62. However, as per  iStudent Complaints, when adjudicating a complaint, must act in accordance with what is fair and reasonable in all the circumstances is required to, when making a determination as to whether to uphold a student’s complaint, to determine the dispute according to the substantial merits and justice of the case.
63. In making this decision, I have carefully considered both the Provider and Student’s submissions in this regard.
64. I understand that the ongoing Covid-19 pandemic and resulting uncertainty caused by continued border closures in New Zealand have created stress for the Student and his family.
65. I appreciate that the Student began his academic journey with the Provider with the specific goal of enrolling in the Provider’s (redacted) degree and that is was important to the Student that he be able to study in person at the campus.
66. However, my view is that it was uncertain whether this would be possible when the Student made the decision to enrol with the Provider in December 2020 and when he commenced his studies in January 2021.
67. This is further supported by the Student’s own submissions which state that it was his “hope” that he would be travelling to New Zealand in February 2022 and that he continued to monitor the situation in New Zealand during the first half of 2021.
68. As such, the Student’s decision to withdraw from the Programme and embark on a new course of studies in his home country was as a result of a continuation of existing circumstances rather than a new event which would equate to an “exceptional circumstance” which would impact the Student’s ability to complete his Programme with the Provider.
69. Further, while it is for the Student to decide what would best support his academic goals, the writer has also considered that other options were available to the Student which would not have resulted in a financial loss.

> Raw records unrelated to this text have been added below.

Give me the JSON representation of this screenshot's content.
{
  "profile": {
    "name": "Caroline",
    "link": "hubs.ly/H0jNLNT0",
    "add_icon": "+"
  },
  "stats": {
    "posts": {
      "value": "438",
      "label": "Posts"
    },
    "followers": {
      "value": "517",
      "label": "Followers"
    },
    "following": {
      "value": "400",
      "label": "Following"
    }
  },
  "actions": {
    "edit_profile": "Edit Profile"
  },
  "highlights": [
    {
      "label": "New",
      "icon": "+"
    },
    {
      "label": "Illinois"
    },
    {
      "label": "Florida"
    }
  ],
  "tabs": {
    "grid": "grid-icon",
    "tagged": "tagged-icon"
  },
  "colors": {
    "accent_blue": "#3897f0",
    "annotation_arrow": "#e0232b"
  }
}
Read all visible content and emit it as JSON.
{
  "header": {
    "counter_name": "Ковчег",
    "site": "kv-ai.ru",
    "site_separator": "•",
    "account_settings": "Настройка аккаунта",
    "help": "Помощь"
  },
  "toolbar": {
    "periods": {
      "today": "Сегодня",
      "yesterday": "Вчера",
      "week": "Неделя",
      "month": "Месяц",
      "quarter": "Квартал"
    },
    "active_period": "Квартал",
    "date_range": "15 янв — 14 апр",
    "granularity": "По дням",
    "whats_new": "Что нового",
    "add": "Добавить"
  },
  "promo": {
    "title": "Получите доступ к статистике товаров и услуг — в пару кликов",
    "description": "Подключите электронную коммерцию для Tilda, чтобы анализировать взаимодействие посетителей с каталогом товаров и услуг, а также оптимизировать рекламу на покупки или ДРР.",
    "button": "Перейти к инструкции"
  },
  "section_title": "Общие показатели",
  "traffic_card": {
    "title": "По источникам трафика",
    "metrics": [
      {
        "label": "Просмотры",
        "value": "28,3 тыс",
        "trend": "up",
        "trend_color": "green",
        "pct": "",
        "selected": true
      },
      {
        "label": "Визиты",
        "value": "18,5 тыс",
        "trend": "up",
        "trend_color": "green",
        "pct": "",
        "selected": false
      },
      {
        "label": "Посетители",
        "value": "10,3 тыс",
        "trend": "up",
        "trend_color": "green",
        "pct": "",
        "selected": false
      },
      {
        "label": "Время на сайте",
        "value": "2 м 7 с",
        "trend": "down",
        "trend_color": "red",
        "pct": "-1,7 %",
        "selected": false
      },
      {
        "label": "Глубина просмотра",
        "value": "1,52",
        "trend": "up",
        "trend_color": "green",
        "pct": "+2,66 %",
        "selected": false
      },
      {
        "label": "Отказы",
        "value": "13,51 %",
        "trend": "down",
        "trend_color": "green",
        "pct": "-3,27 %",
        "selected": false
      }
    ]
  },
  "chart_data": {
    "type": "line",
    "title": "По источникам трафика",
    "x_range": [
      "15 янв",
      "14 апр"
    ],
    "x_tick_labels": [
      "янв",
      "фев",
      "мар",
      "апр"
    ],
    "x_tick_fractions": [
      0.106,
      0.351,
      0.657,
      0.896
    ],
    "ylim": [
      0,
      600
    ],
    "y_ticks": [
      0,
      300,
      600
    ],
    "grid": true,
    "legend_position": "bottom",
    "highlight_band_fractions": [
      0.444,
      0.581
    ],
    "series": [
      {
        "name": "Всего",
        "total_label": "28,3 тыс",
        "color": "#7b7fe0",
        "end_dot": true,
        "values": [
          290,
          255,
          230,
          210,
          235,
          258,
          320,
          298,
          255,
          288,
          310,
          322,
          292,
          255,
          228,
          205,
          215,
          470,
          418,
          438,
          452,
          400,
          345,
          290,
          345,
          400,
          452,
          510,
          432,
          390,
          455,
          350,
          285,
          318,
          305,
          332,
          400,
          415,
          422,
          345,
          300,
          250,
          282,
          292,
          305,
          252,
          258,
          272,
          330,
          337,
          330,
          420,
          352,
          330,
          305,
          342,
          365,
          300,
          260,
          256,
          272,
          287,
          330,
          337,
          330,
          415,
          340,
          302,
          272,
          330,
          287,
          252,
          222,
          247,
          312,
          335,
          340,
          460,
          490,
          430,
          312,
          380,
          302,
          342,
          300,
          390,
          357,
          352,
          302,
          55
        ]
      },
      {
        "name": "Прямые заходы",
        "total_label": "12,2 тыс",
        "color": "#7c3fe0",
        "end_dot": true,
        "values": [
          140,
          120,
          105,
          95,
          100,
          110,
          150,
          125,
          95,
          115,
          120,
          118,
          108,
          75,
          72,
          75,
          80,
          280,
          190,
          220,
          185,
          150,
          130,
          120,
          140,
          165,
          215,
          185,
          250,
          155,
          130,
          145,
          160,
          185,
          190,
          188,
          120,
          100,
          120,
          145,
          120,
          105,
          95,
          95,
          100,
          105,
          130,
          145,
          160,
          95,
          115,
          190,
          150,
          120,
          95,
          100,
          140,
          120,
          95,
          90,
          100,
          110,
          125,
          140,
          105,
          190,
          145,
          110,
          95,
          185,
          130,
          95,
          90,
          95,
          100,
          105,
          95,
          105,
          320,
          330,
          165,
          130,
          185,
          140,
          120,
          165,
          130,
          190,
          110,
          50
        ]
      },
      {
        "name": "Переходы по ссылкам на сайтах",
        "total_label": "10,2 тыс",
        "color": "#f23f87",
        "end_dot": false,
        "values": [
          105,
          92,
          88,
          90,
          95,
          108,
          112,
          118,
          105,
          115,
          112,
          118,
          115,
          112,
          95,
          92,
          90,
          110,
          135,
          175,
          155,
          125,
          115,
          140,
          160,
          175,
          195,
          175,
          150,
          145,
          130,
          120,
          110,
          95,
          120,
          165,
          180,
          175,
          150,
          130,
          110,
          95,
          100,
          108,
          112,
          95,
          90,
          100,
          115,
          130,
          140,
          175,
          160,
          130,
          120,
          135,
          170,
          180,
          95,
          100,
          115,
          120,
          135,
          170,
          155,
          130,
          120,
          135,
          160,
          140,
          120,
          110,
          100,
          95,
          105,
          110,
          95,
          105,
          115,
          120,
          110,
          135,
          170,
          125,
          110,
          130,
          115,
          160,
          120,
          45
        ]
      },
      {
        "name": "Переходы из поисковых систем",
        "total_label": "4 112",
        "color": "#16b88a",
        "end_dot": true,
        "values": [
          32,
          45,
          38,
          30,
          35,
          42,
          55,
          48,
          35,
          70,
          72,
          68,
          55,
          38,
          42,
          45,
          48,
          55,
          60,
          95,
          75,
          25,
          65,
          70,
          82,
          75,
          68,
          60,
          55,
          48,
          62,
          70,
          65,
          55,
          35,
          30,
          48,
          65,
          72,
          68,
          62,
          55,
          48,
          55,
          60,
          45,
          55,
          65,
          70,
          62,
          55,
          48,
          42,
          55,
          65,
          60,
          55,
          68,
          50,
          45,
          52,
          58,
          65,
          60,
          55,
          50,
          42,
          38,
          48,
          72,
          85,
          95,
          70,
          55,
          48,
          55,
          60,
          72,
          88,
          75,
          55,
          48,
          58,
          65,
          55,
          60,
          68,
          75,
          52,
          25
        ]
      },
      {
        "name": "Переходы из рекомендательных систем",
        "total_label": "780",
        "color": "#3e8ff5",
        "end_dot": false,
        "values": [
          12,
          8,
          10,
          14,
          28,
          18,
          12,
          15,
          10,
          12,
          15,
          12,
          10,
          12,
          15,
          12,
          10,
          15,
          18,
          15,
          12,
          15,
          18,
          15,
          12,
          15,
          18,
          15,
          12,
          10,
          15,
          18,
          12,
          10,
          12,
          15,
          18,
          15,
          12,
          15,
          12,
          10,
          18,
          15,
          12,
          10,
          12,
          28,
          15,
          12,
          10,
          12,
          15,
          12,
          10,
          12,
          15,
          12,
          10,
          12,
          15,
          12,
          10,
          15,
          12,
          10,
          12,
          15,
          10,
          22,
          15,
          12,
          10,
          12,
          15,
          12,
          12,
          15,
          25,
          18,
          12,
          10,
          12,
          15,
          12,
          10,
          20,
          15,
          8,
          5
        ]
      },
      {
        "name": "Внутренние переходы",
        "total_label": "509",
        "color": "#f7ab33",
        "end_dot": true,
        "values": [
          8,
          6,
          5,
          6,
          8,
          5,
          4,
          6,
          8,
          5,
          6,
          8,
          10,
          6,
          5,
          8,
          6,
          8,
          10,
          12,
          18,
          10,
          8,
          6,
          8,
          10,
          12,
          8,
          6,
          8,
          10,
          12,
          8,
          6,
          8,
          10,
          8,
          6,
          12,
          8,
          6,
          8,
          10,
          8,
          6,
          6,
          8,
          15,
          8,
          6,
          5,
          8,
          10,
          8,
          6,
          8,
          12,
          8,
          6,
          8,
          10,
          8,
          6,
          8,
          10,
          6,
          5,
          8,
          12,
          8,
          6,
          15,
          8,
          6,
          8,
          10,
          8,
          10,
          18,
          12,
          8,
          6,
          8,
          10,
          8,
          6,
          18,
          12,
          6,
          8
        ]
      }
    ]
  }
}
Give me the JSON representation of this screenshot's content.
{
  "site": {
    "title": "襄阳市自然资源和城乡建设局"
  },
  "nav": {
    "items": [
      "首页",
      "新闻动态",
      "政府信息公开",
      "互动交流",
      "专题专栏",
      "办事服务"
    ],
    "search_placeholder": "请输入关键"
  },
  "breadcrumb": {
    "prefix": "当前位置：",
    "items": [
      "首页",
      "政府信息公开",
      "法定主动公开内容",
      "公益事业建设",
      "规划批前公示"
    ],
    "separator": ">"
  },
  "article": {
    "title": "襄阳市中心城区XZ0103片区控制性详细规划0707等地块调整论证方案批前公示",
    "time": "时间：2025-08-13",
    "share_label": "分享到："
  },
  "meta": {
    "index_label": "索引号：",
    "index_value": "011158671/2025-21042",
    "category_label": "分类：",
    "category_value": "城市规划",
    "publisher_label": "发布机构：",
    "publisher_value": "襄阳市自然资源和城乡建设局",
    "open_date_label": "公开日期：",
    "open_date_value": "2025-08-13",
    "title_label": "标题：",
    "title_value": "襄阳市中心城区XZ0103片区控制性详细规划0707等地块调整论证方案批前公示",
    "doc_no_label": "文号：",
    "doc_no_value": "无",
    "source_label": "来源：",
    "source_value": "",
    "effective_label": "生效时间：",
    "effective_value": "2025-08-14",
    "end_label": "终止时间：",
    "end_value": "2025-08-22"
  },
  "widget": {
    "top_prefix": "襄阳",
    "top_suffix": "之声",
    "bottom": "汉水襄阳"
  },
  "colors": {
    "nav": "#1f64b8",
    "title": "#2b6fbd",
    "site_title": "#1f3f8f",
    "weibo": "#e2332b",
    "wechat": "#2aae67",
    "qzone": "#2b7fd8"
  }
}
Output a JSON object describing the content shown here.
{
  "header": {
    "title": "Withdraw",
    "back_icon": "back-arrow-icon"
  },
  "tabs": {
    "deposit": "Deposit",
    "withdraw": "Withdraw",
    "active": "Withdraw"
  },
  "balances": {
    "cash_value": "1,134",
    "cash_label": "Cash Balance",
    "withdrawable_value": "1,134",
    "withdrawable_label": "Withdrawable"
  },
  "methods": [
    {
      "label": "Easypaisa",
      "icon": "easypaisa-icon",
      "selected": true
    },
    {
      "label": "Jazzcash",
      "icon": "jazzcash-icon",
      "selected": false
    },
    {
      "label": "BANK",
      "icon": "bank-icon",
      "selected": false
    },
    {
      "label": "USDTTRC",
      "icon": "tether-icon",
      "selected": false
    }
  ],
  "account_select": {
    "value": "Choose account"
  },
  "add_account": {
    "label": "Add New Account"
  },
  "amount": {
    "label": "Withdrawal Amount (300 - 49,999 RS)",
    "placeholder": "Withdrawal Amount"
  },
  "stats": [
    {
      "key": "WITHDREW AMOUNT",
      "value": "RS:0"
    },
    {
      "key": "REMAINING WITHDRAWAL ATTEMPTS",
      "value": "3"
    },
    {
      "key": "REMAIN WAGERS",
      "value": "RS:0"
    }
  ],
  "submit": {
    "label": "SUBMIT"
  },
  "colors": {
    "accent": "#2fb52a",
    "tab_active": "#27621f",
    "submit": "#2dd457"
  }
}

70. These options included completing the Programme and delaying his studies in his home country or alternatively, commencing his studies online with the Provider in February 2022 and transferring to the Provider’s campus when international students were able to return to New Zealand.
71. On this basis it is my view that it would not be fair and reasonable to grant the Student a refund in these circumstances.
72. The proposed decision of the International Student Contract Dispute Scheme is that the Student’s complaint be dismissed.
73. Both parties now have a final opportunity to provide further submissions before a final decision from iStudent Complaints is issued.
74. The proposed decision as set out above has been provided to both the Student and the Provider.
75. No further submissions have been received from the Student or Provider.
76. In the absence of any further evidence or submission, the reasoning and proposed decision to this complaint as set out above are confirmed.
77. The final decision of the International Dispute Resolution Scheme is that the Student’s claim is dismissed.